They drove through the streets collecting the wounded, putting as many as 15 patients into their small ambulance. After two runs to pick up the victims, they heard that shots had been fired at a demonstration near Sule Pagoda in central Rangoon
As they reached the pagoda, it became clear that the troops had committed a massacre.
“It is a scene that I can never forget for the rest of life. There were a lot of bodies and injured people on street,” Win Zaw recalled in an interview. “A photo of our Bogyoke [Aung San] was on the street, our fighting peacock flag [the symbol of students’ movement] was also down, sandals were scattered and pools of blood were everywhere.”
As they looked among the numerous bodies for protestors who were still alive, Win Zaw noticed one young girl who was breathing faintly. He approached and heard her murmur, “Brother, help me.”
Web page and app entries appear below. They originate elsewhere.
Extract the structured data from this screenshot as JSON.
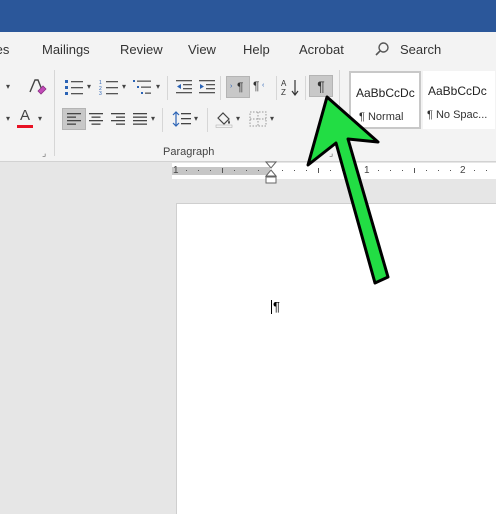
{
  "tabs": [
    "tes",
    "Mailings",
    "Review",
    "View",
    "Help",
    "Acrobat"
  ],
  "search": {
    "label": "Search"
  },
  "ribbon": {
    "group_label": "Paragraph",
    "show_hide_symbol": "¶",
    "ltr_symbol": "¶",
    "rtl_symbol": "¶",
    "font_color_letter": "A",
    "font_color": "#e81123"
  },
  "styles": [
    {
      "preview": "AaBbCcDc",
      "name": "¶ Normal"
    },
    {
      "preview": "AaBbCcDc",
      "name": "¶ No Spac..."
    }
  ],
  "ruler": {
    "numbers": [
      "1",
      "1",
      "2"
    ]
  },
  "document": {
    "paragraph_mark": "¶"
  },
  "annotation": {
    "color": "#22dd44",
    "target": "show-hide-button"
  }
}
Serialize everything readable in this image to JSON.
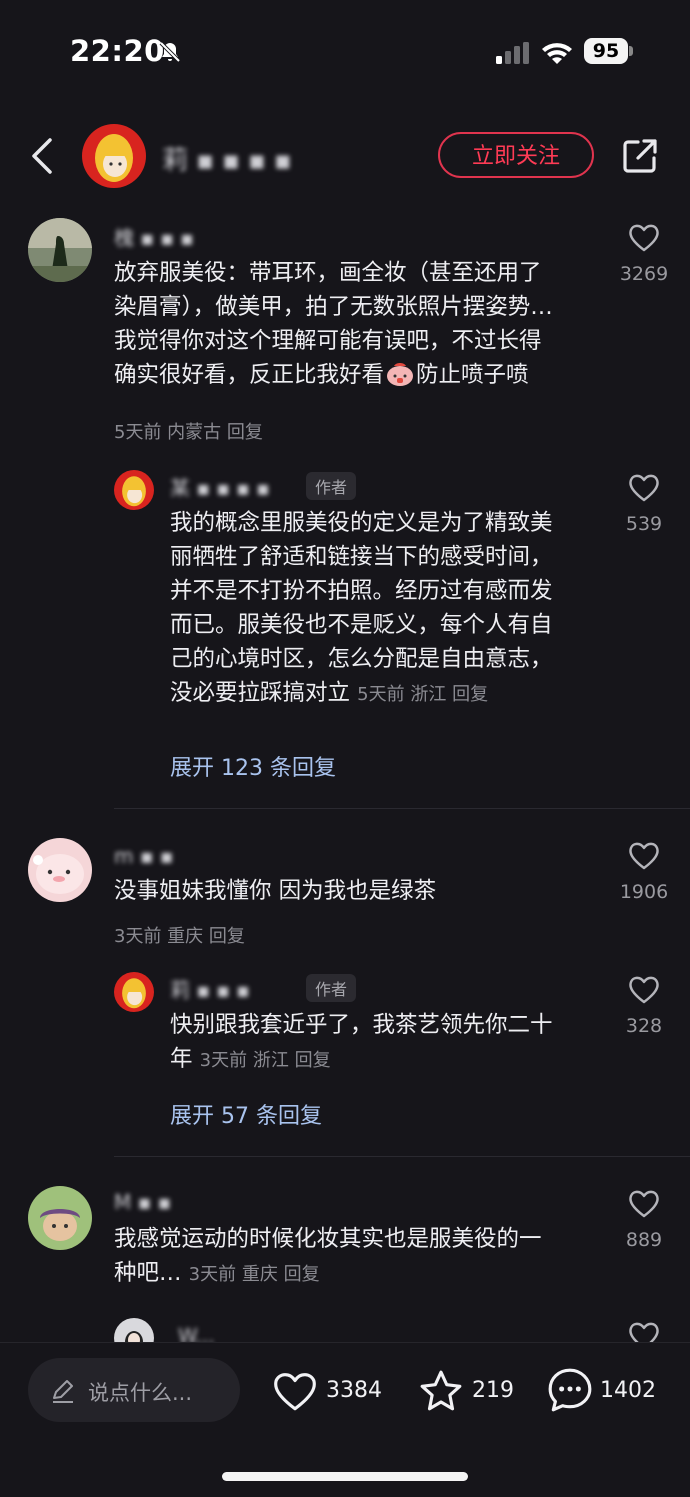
{
  "status": {
    "time": "22:20",
    "battery": "95"
  },
  "header": {
    "follow_label": "立即关注",
    "name_obscured": "莉 ▪ ▪ ▪ ▪"
  },
  "comments": [
    {
      "name_obscured": "槐 ▪ ▪ ▪",
      "text_lines": [
        "放弃服美役：带耳环，画全妆（甚至还用了",
        "染眉膏），做美甲，拍了无数张照片摆姿势…",
        "我觉得你对这个理解可能有误吧，不过长得",
        "确实很好看，反正比我好看"
      ],
      "text_tail": "防止喷子喷",
      "meta": "5天前 内蒙古 回复",
      "likes": "3269",
      "reply": {
        "name_obscured": "某 ▪ ▪ ▪ ▪",
        "tag": "作者",
        "text_lines": [
          "我的概念里服美役的定义是为了精致美",
          "丽牺牲了舒适和链接当下的感受时间，",
          "并不是不打扮不拍照。经历过有感而发",
          "而已。服美役也不是贬义，每个人有自",
          "己的心境时区，怎么分配是自由意志，",
          "没必要拉踩搞对立"
        ],
        "meta": "5天前 浙江 回复",
        "likes": "539"
      },
      "expand": "展开 123 条回复"
    },
    {
      "name_obscured": "m ▪ ▪",
      "text_lines": [
        "没事姐妹我懂你  因为我也是绿茶"
      ],
      "meta": "3天前 重庆 回复",
      "likes": "1906",
      "reply": {
        "name_obscured": "莉 ▪ ▪ ▪",
        "tag": "作者",
        "text_lines": [
          "快别跟我套近乎了，我茶艺领先你二十",
          "年"
        ],
        "meta": "3天前 浙江 回复",
        "likes": "328"
      },
      "expand": "展开 57 条回复"
    },
    {
      "name_obscured": "M ▪ ▪",
      "text_lines": [
        "我感觉运动的时候化妆其实也是服美役的一",
        "种吧…"
      ],
      "meta": "3天前 重庆 回复",
      "likes": "889"
    },
    {
      "name_obscured": "W..."
    }
  ],
  "bottom_bar": {
    "input_placeholder": "说点什么...",
    "likes": "3384",
    "favorites": "219",
    "comments": "1402"
  }
}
Win Zaw lifted the girl by her arms while house surgeon Saw Lwin held her legs. Wearing white physician duty coats, they carried her to the nearby ambulance. At that time, he noticed a flash of a camera and heard one of the soldiers bellowing: “Don’t take pictures! Or else, we’ll shoot!”
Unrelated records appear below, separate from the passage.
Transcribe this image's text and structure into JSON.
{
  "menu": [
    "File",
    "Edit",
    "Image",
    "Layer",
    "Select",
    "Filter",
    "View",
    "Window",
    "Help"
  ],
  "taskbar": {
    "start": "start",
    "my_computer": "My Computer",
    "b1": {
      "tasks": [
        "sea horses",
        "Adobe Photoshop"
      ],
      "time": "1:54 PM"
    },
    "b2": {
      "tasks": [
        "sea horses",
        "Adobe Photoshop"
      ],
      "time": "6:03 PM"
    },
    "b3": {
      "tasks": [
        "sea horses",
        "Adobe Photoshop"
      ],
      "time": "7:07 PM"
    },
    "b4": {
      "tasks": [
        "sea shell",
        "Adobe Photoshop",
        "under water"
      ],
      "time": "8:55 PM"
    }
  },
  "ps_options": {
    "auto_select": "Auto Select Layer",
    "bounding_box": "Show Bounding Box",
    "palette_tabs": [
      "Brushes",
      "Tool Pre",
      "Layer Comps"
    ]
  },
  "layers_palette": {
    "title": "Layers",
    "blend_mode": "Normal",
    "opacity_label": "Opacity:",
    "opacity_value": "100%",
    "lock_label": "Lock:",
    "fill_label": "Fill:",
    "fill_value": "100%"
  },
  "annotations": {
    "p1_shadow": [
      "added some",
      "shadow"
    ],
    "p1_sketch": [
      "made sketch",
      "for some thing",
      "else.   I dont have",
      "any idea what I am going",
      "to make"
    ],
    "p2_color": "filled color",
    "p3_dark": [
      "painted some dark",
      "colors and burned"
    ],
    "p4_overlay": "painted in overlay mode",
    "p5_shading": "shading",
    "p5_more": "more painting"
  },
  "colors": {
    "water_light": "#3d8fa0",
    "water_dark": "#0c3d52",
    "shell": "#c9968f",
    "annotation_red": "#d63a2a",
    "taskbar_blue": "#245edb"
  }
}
At that time, Win Zaw had no idea the picture would become an internationally well-known, historic picture that symbolized just how brutal the army’s crackdown on innocent protestors had been. Later, he found out that the young girl’s name was Win Maw Oo, a 16-year-old high school student.
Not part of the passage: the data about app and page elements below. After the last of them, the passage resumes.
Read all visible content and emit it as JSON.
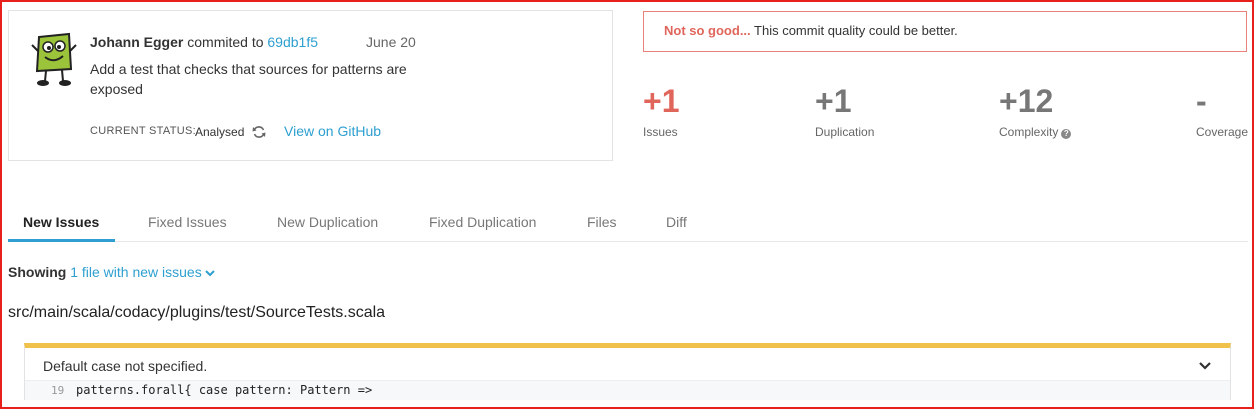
{
  "commit": {
    "author": "Johann Egger",
    "verb": "commited to",
    "hash": "69db1f5",
    "date": "June 20",
    "message": "Add a test that checks that sources for patterns are exposed",
    "status_label": "CURRENT STATUS:",
    "status_value": "Analysed",
    "github_link": "View on GitHub"
  },
  "quality": {
    "verdict": "Not so good...",
    "text": " This commit quality could be better."
  },
  "metrics": [
    {
      "value": "+1",
      "label": "Issues",
      "color": "#e0665b"
    },
    {
      "value": "+1",
      "label": "Duplication",
      "color": "#777777"
    },
    {
      "value": "+12",
      "label": "Complexity",
      "color": "#777777"
    },
    {
      "value": "-",
      "label": "Coverage",
      "color": "#777777"
    }
  ],
  "tabs": [
    "New Issues",
    "Fixed Issues",
    "New Duplication",
    "Fixed Duplication",
    "Files",
    "Diff"
  ],
  "active_tab": "New Issues",
  "showing": {
    "label": "Showing",
    "link": "1 file with new issues"
  },
  "file_path": "src/main/scala/codacy/plugins/test/SourceTests.scala",
  "issue": {
    "title": "Default case not specified.",
    "line_number": "19",
    "code": "patterns.forall{ case pattern: Pattern =>"
  },
  "colors": {
    "accent": "#2e9fd0",
    "bad": "#e0665b",
    "warning_bar": "#f1c24b",
    "frame": "#e8201c"
  }
}
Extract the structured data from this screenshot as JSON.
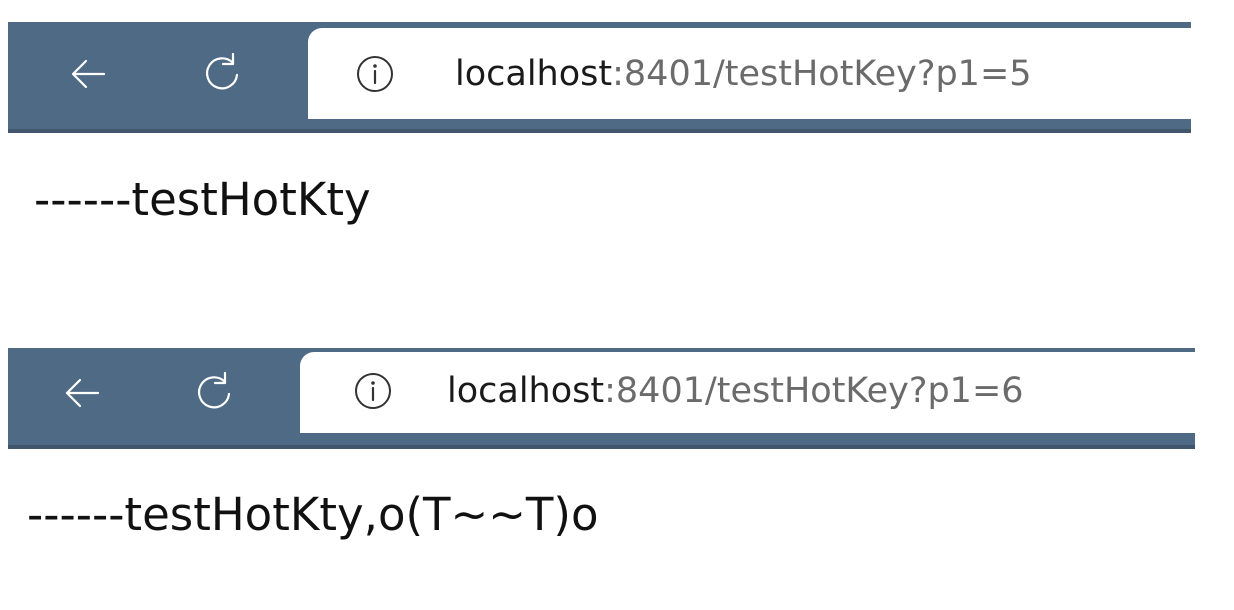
{
  "windows": [
    {
      "url": {
        "host": "localhost",
        "rest": ":8401/testHotKey?p1=5"
      },
      "content": "------testHotKty"
    },
    {
      "url": {
        "host": "localhost",
        "rest": ":8401/testHotKey?p1=6"
      },
      "content": "------testHotKty,o(T~~T)o"
    }
  ],
  "icons": {
    "back": "arrow-left-icon",
    "refresh": "refresh-icon",
    "info": "info-icon"
  },
  "colors": {
    "toolbar": "#4f6a85",
    "toolbar_border": "#3f566d",
    "url_host": "#1a1a1a",
    "url_rest": "#6b6b6b"
  }
}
On that dark day, September 19, 1988, Win Zaw’s team made seven runs to collect the wounded from Rangoon’s blood-covered streets. Another ambulance team of Rangoon General Hospital conducted a similar number of emergency rescues.
By the evening, he learned Win Maw Oo was being treated at the intensive care unit and that she was still alive after having suffered gunshot wounds in one arm, one leg and a lung. At 5:35 pm, however, she died.
The medical staff also risked their lives by going out and collecting wounded protestors from Rangoon’s streets. Myat Htoo Razak remembers that at least one medical student was shot and killed, while another required a life-saving operation.
Myat Htoo Razak and a senior surgeon, Dr Kyaw Myint Naing, operated on final-year medical student Moe Thu Win for six and a half hours after a bullet had shredded the main artery in his arm. The doctors thought they might have to amputate the limb, but eventually the operation was successful.
During 10 days of bloody repression in 1988, the doctors continuously treated injured protestors, although some of the wounded didn’t dare to come to hospitals out of fear that the military would arrest them there.
For some medical staff, their work would have repercussions later. The military had taken note of Win Zaw and Saw Lwin after the photo of their rescue of the young girl Win Maw Oo became famous the world over.
Four years later, the notorious Military Intelligence’s unit-6, better known as MI-6, detained Dr Win Zaw for five days and asked him about the details of the events of that day.
For his colleague Dr Saw Lwin the consequences would be far greater, however. The military authorities forced Saw Lwin’s father to retire from his position as the director of a government department. This pressure on his family caused Saw Lwin to sink into a deep depression. Years later, he committed suicide.
Until this day, Win Zaw said, Saw Lwin’s family cannot bear to watch the tragic picture of their rescue attempt.
For both Dr Win Zaw and Dr Myat Htoo Razak the events of 1988 were life defining moments, and all these years later both say they are still dedicated to establishing genuine democracy in Burma.
“The 88 uprising shaped our lives,” said Myat Htoo Razak, who now lives in the United States and has worked on HIV/Aids research and strengthening health care systems in Asia and Africa.
Win Zaw, who is now secretary of the Myanmar Medical Association’s General Practitioners Society, said, “In fact, we are still waiting to get what we demanded 25 years ago.”